AIM OF THE EXERCISE: Copy all of the material below, line for line.

DATA SUPPLIED:
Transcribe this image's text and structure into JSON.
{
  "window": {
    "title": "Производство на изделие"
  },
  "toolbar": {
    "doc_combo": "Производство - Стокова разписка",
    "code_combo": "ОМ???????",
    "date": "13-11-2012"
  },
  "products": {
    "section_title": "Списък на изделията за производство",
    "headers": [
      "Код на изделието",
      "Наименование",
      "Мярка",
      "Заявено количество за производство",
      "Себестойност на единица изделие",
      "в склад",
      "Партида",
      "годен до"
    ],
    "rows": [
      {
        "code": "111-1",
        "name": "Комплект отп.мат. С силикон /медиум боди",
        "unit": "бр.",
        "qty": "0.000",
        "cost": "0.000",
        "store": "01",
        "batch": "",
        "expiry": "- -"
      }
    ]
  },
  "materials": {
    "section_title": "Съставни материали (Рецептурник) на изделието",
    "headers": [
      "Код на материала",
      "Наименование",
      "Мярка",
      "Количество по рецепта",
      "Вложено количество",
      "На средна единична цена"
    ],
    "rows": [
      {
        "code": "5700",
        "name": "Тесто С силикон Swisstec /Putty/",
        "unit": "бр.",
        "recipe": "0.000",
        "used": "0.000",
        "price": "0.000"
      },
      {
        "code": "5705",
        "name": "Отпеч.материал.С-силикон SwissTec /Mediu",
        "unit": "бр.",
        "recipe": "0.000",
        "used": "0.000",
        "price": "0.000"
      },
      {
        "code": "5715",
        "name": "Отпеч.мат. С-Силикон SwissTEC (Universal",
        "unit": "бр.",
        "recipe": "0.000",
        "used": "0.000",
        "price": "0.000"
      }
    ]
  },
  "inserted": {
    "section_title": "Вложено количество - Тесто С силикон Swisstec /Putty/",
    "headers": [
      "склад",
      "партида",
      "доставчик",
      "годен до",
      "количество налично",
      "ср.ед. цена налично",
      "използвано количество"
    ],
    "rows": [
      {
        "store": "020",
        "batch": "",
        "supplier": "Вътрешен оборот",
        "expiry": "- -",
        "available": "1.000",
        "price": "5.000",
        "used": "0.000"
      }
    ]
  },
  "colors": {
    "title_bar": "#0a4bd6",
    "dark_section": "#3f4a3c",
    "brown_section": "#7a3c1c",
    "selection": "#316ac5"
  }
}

TASK OUTPUT:
Transcribe this image's text and structure into JSON.
{
  "window": {
    "title": "Производство на изделие"
  },
  "toolbar": {
    "doc_combo": "Производство - Стокова разписка",
    "code_combo": "ОМ???????",
    "date": "13-11-2012"
  },
  "products": {
    "section_title": "Списък на изделията за производство",
    "headers": [
      "Код на изделието",
      "Наименование",
      "Мярка",
      "Заявено количество за производство",
      "Себестойност на единица изделие",
      "в склад",
      "Партида",
      "годен до"
    ],
    "rows": [
      {
        "code": "111-1",
        "name": "Комплект отп.мат. С силикон /медиум боди",
        "unit": "бр.",
        "qty": "0.000",
        "cost": "0.000",
        "store": "01",
        "batch": "",
        "expiry": "- -"
      }
    ]
  },
  "materials": {
    "section_title": "Съставни материали (Рецептурник) на изделието",
    "headers": [
      "Код на материала",
      "Наименование",
      "Мярка",
      "Количество по рецепта",
      "Вложено количество",
      "На средна единична цена"
    ],
    "rows": [
      {
        "code": "5700",
        "name": "Тесто С силикон Swisstec /Putty/",
        "unit": "бр.",
        "recipe": "0.000",
        "used": "0.000",
        "price": "0.000"
      },
      {
        "code": "5705",
        "name": "Отпеч.материал.С-силикон SwissTec /Mediu",
        "unit": "бр.",
        "recipe": "0.000",
        "used": "0.000",
        "price": "0.000"
      },
      {
        "code": "5715",
        "name": "Отпеч.мат. С-Силикон SwissTEC (Universal",
        "unit": "бр.",
        "recipe": "0.000",
        "used": "0.000",
        "price": "0.000"
      }
    ]
  },
  "inserted": {
    "section_title": "Вложено количество - Тесто С силикон Swisstec /Putty/",
    "headers": [
      "склад",
      "партида",
      "доставчик",
      "годен до",
      "количество налично",
      "ср.ед. цена налично",
      "използвано количество"
    ],
    "rows": [
      {
        "store": "020",
        "batch": "",
        "supplier": "Вътрешен оборот",
        "expiry": "- -",
        "available": "1.000",
        "price": "5.000",
        "used": "0.000"
      }
    ]
  },
  "colors": {
    "title_bar": "#0a4bd6",
    "dark_section": "#3f4a3c",
    "brown_section": "#7a3c1c",
    "selection": "#316ac5"
  }
}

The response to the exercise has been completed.